**Dataset items**
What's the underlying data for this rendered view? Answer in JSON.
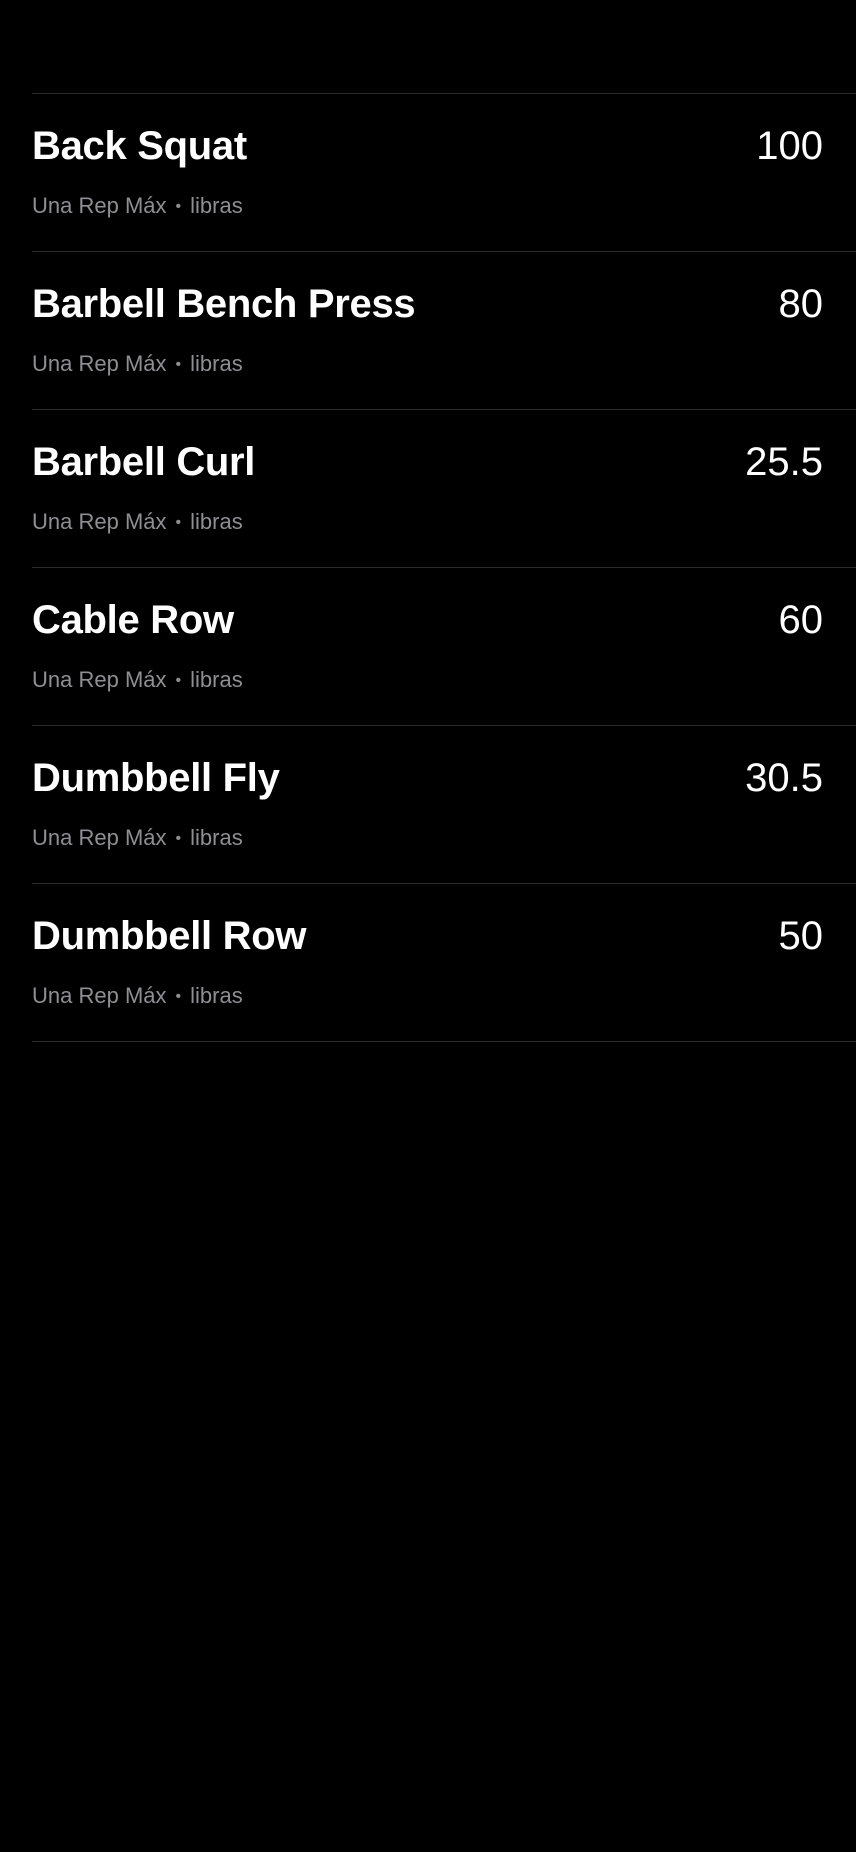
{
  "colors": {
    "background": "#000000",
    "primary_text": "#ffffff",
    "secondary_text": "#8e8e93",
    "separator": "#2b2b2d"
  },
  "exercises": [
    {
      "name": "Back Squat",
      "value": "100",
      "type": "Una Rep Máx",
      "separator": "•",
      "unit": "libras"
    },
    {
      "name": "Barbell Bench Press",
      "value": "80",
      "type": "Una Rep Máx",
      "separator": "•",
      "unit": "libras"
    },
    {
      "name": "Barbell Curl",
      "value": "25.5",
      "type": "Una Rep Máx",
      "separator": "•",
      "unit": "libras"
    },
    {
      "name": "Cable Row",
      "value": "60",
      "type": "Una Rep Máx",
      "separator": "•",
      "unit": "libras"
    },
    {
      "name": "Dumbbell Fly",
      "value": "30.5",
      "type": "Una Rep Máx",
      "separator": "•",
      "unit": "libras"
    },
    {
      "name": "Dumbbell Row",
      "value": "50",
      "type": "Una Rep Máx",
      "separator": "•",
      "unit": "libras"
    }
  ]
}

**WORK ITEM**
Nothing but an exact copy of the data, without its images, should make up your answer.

**ANSWER TO THIS TASK**
What's the underlying data for this rendered view? Answer in JSON.
{
  "colors": {
    "background": "#000000",
    "primary_text": "#ffffff",
    "secondary_text": "#8e8e93",
    "separator": "#2b2b2d"
  },
  "exercises": [
    {
      "name": "Back Squat",
      "value": "100",
      "type": "Una Rep Máx",
      "separator": "•",
      "unit": "libras"
    },
    {
      "name": "Barbell Bench Press",
      "value": "80",
      "type": "Una Rep Máx",
      "separator": "•",
      "unit": "libras"
    },
    {
      "name": "Barbell Curl",
      "value": "25.5",
      "type": "Una Rep Máx",
      "separator": "•",
      "unit": "libras"
    },
    {
      "name": "Cable Row",
      "value": "60",
      "type": "Una Rep Máx",
      "separator": "•",
      "unit": "libras"
    },
    {
      "name": "Dumbbell Fly",
      "value": "30.5",
      "type": "Una Rep Máx",
      "separator": "•",
      "unit": "libras"
    },
    {
      "name": "Dumbbell Row",
      "value": "50",
      "type": "Una Rep Máx",
      "separator": "•",
      "unit": "libras"
    }
  ]
}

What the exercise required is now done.